We have been working for some years on a 10.2 system, which is seeing its first introduction to the marketplace through our upmixing system called Audyssey DSX. So long as the infrastructure of distribution is based on 5.1- and 7.1-channel systems, going beyond those will require upmixing. But like the quasi-6.1-channel systems, these will find a place in the pantheon that is film sound.
The distribution 1, 2, 5, 10 represents equal steps along a logarithmic scale, so may be expected to result in steady improvements: mono, stereo, 5.1 channel, and 10.2 channel sound.

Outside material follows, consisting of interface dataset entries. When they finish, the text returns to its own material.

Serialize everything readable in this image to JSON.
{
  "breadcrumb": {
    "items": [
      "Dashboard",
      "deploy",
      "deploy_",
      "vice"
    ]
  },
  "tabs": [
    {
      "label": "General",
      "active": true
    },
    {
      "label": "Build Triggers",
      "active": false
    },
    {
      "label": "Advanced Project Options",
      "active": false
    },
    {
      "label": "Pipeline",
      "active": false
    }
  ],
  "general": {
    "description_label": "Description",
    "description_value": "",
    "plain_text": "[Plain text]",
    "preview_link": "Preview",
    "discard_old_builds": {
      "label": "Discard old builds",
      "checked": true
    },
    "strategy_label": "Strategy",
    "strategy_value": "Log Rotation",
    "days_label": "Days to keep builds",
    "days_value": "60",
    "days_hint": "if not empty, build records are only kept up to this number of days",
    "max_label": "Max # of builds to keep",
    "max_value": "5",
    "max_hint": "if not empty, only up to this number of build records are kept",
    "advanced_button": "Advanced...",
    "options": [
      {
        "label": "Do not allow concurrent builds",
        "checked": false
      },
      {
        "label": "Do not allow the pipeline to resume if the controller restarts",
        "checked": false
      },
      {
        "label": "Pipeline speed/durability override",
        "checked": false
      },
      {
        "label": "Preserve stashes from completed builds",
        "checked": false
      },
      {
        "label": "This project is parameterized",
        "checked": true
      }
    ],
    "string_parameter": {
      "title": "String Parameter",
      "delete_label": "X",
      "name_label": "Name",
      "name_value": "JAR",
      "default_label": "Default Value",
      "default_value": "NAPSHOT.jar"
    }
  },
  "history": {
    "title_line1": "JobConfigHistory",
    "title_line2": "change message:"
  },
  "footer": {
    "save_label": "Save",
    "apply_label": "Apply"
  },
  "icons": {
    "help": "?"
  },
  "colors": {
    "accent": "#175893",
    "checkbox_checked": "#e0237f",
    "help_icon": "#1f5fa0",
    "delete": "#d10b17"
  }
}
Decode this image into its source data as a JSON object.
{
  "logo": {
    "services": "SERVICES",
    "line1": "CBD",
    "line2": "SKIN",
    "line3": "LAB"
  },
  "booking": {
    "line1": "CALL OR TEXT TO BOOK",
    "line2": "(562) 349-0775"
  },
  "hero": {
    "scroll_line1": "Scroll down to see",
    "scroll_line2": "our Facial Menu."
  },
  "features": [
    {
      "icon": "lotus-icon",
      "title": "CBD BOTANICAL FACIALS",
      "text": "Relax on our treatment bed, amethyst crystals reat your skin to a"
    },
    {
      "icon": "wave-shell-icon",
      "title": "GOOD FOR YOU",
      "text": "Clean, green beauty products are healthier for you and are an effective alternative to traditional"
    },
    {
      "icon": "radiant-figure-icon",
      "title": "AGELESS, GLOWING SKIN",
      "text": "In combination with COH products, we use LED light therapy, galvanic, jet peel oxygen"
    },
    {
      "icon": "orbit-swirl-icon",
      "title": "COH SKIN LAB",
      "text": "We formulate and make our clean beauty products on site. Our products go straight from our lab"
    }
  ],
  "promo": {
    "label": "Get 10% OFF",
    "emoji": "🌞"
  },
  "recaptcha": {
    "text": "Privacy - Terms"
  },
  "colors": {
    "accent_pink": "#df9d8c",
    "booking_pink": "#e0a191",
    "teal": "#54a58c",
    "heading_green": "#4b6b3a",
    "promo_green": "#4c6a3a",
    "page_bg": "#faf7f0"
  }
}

[i] Although Fantasound actually recorded only three channels. The five were derived by steering those three out to the five channels L, C, R, LS, and RS.
[ii] Oscar is a registered trademark of A.M.P.A.S.
[iii] Through the use of matrix technology (like Dolby Pro Logic) applied to the two surround channels, a center back was derived from the LS and RS channels. This was important psychoacoustically due to something called the precedence effect. In this effect of hearing, also known as the Law of the First Wavefront, first arriving sound will cause localization at the source of the first wave.
[iv] By the way, sharp readers will note that using a Pro Logic style decoder on two surround channels results in four outputs, not just the three used for left, right, and back surrounds. And indeed they’d be right. One picture tried using the fourth surround channel as a center overhead one. It was the Vietnam war picture We Were Soldiers. However, it played in the format in only a very few theaters due to the difficulty of putting loudspeakers on the ceiling (of what are, after all, only lay-in acoustical tile ceilings!).
[v] In order for these 6.1 systems to work, the back surround loudspeakers were divided in two halves, left and right. For standard 5.1, the left back is allied with the left surround, and vice versa. For 6.1, the left and right backs are wired together, and driven separately from left and right surround.
[vi] In the shameless plug department, these items and more are covered in the first chapter of my book Surround Sound Up and Running, 2nd. Ed. Focal Press.